The data in question is the wireless information transmitted by cars, known as telematics. If the question passes, cars made in 2022 or later and sold in Massachusetts would be required to have standardized, open-access telematics systems accessible to the owner or anyone else. In practice, this means third-party repair shops, who are leading the support for the bill.
Ultimately, the debate is about consumers’ right to choose who gets to repair their devices.
Massachusetts passed the country’s first right-to-repair law in 2013, requiring car manufacturers to sell diagnostic data to third-party shops. But that did not include wireless data, which would be covered by this measure.
Car manufacturers are opposed, saying the measure does not give them enough time to safely update car systems without exposing them to security risks. But each side also has broader support at the national level. The National Highway Traffic Safety Administration echoes concerns
Spending all day at work watching television might sound like a great way to earn a living, but after three years of painstaking research through the vast BBC archives, the idea might wear a little thin.
ndaunted by the challenge, a team of BBC researchers and editors, matched by a pioneering technical wizardry which has set a new standard across the network, has thrown open the window to the past.
And from today a new website, the first of its kind, is opening up access to a rich treasure trove of footage from BBC Northern Ireland’s archive.

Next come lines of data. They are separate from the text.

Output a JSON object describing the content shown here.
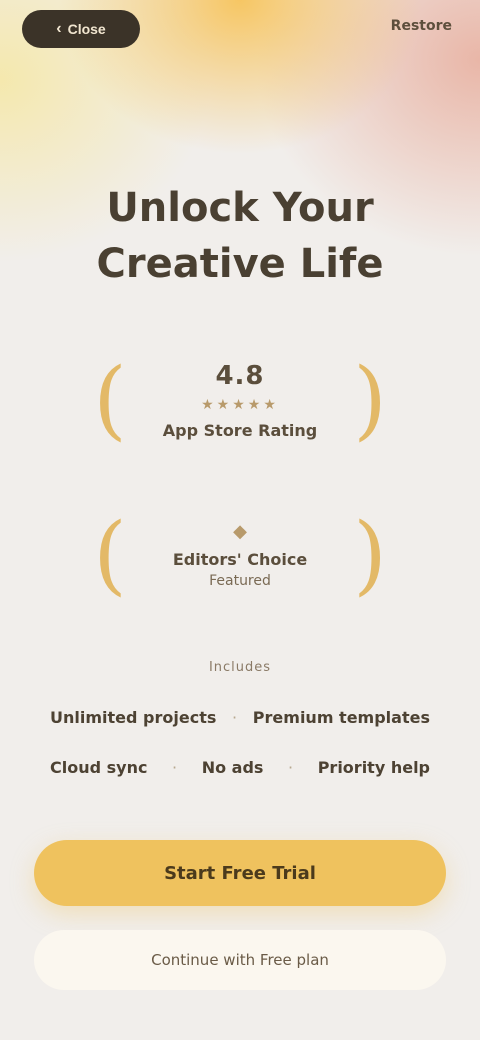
{
  "top_bar": {
    "back_label": "Close",
    "back_icon": "chevron-left-icon",
    "restore_label": "Restore"
  },
  "hero": {
    "title_line1": "Unlock Your",
    "title_line2": "Creative Life"
  },
  "awards": [
    {
      "big": "4.8",
      "stars": "★★★★★",
      "line": "App Store Rating",
      "sub": "",
      "icon": ""
    },
    {
      "big": "",
      "stars": "",
      "line": "Editors' Choice",
      "sub": "Featured",
      "icon": "◆"
    }
  ],
  "features": {
    "label": "Includes",
    "row1": [
      "Unlimited projects",
      "Premium templates"
    ],
    "row2": [
      "Cloud sync",
      "No ads",
      "Priority help"
    ]
  },
  "cta": {
    "primary_label": "Start Free Trial",
    "secondary_label": "Continue with Free plan"
  },
  "colors": {
    "accent": "#efc25e",
    "dark_pill": "#3b3328",
    "laurel": "#e3b967"
  }
}
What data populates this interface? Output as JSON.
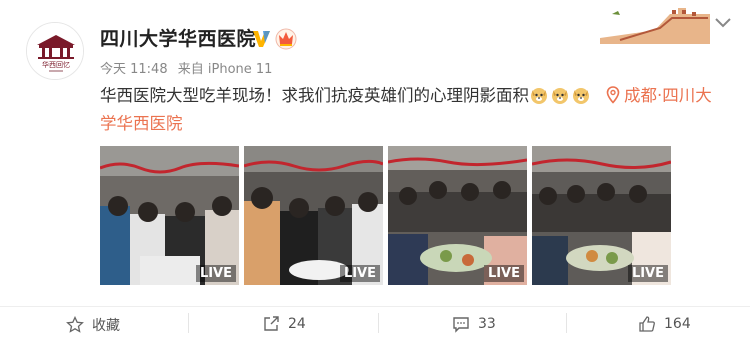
{
  "post": {
    "author": "四川大学华西医院",
    "time": "今天 11:48",
    "source": "来自 iPhone 11",
    "text_main": "华西医院大型吃羊现场！求我们抗疫英雄们的心理阴影面积",
    "location": "成都·四川大学华西医院",
    "avatar_caption": "华西回忆",
    "emoji_icon": "doge-emoji",
    "photo_badge": "LIVE"
  },
  "actions": {
    "favorite_label": "收藏",
    "repost_count": "24",
    "comment_count": "33",
    "like_count": "164"
  },
  "colors": {
    "location": "#eb7350",
    "verified": "#ffb400",
    "vip": "#f35b3c"
  }
}
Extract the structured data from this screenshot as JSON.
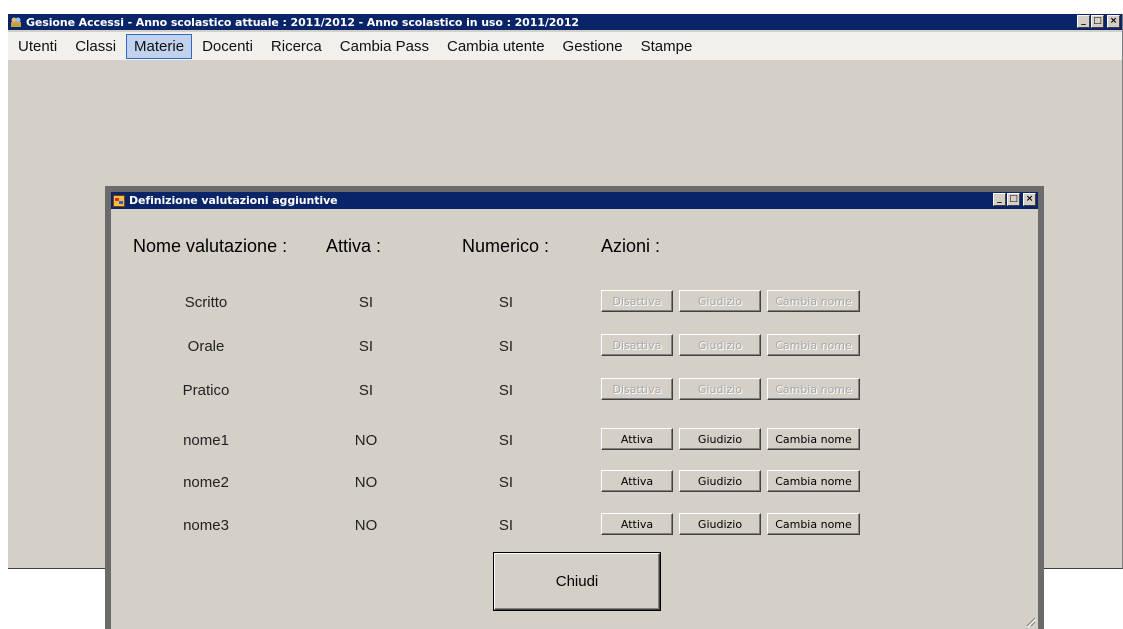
{
  "main_window": {
    "title": "Gesione Accessi - Anno scolastico attuale : 2011/2012 - Anno scolastico in uso : 2011/2012",
    "controls": {
      "minimize": "_",
      "maximize": "□",
      "close": "×"
    }
  },
  "menu": {
    "items": [
      "Utenti",
      "Classi",
      "Materie",
      "Docenti",
      "Ricerca",
      "Cambia Pass",
      "Cambia utente",
      "Gestione",
      "Stampe"
    ],
    "active": "Materie"
  },
  "dialog": {
    "title": "Definizione valutazioni aggiuntive",
    "headers": {
      "name": "Nome valutazione :",
      "active": "Attiva :",
      "numeric": "Numerico :",
      "actions": "Azioni :"
    },
    "rows": [
      {
        "name": "Scritto",
        "active": "SI",
        "numeric": "SI",
        "toggle_label": "Disattiva",
        "judgement_label": "Giudizio",
        "rename_label": "Cambia nome",
        "enabled": false
      },
      {
        "name": "Orale",
        "active": "SI",
        "numeric": "SI",
        "toggle_label": "Disattiva",
        "judgement_label": "Giudizio",
        "rename_label": "Cambia nome",
        "enabled": false
      },
      {
        "name": "Pratico",
        "active": "SI",
        "numeric": "SI",
        "toggle_label": "Disattiva",
        "judgement_label": "Giudizio",
        "rename_label": "Cambia nome",
        "enabled": false
      },
      {
        "name": "nome1",
        "active": "NO",
        "numeric": "SI",
        "toggle_label": "Attiva",
        "judgement_label": "Giudizio",
        "rename_label": "Cambia nome",
        "enabled": true
      },
      {
        "name": "nome2",
        "active": "NO",
        "numeric": "SI",
        "toggle_label": "Attiva",
        "judgement_label": "Giudizio",
        "rename_label": "Cambia nome",
        "enabled": true
      },
      {
        "name": "nome3",
        "active": "NO",
        "numeric": "SI",
        "toggle_label": "Attiva",
        "judgement_label": "Giudizio",
        "rename_label": "Cambia nome",
        "enabled": true
      }
    ],
    "close_label": "Chiudi",
    "controls": {
      "minimize": "_",
      "maximize": "□",
      "close": "×"
    }
  },
  "colors": {
    "titlebar": "#0a246a",
    "face": "#d4d0c8",
    "menu_highlight": "#c1d2ee"
  }
}
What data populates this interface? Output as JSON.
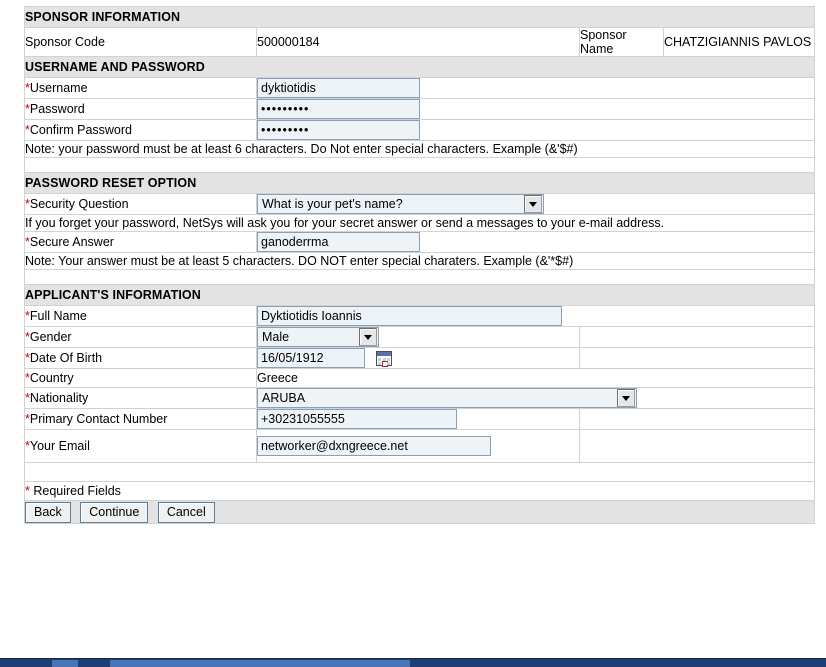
{
  "sections": {
    "sponsor": {
      "title": "SPONSOR INFORMATION",
      "sponsor_code_label": "Sponsor Code",
      "sponsor_code_value": "500000184",
      "sponsor_name_label": "Sponsor Name",
      "sponsor_name_value": "CHATZIGIANNIS PAVLOS"
    },
    "credentials": {
      "title": "USERNAME AND PASSWORD",
      "username_label": "Username",
      "username_value": "dyktiotidis",
      "password_label": "Password",
      "password_value": "•••••••••",
      "confirm_password_label": "Confirm Password",
      "confirm_password_value": "•••••••••",
      "note": "Note: your password must be at least 6 characters. Do Not enter special characters. Example (&'$#)"
    },
    "reset": {
      "title": "PASSWORD RESET OPTION",
      "security_question_label": "Security Question",
      "security_question_value": "What is your pet's name?",
      "hint": "If you forget your password, NetSys will ask you for your secret answer or send a messages to your e-mail address.",
      "secure_answer_label": "Secure Answer",
      "secure_answer_value": "ganoderrma",
      "note": "Note: Your answer must be at least 5 characters. DO NOT enter special charaters. Example (&'*$#)"
    },
    "applicant": {
      "title": "APPLICANT'S INFORMATION",
      "full_name_label": "Full Name",
      "full_name_value": "Dyktiotidis Ioannis",
      "gender_label": "Gender",
      "gender_value": "Male",
      "dob_label": "Date Of Birth",
      "dob_value": "16/05/1912",
      "calendar_icon": "calendar-icon",
      "country_label": "Country",
      "country_value": "Greece",
      "nationality_label": "Nationality",
      "nationality_value": "ARUBA",
      "phone_label": "Primary Contact Number",
      "phone_value": "+30231055555",
      "email_label": "Your Email",
      "email_value": "networker@dxngreece.net"
    }
  },
  "footer": {
    "required_marker": "*",
    "required_text": "Required Fields",
    "back_label": "Back",
    "continue_label": "Continue",
    "cancel_label": "Cancel"
  },
  "marks": {
    "asterisk": "*"
  },
  "colors": {
    "section_header_text": "#1414d2",
    "section_header_bg": "#e3e3e3",
    "required_asterisk": "#cc0000",
    "input_bg": "#eef3f8",
    "input_border": "#8ba0b5"
  }
}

Weeks and months of searching through the BBC vaults in London and Belfast has unearthed more than 13,000 broadcasting gems and, as the corporation prepares to celebrate 100 years next year, the new portal is being presented as a fully searchable gift to the public.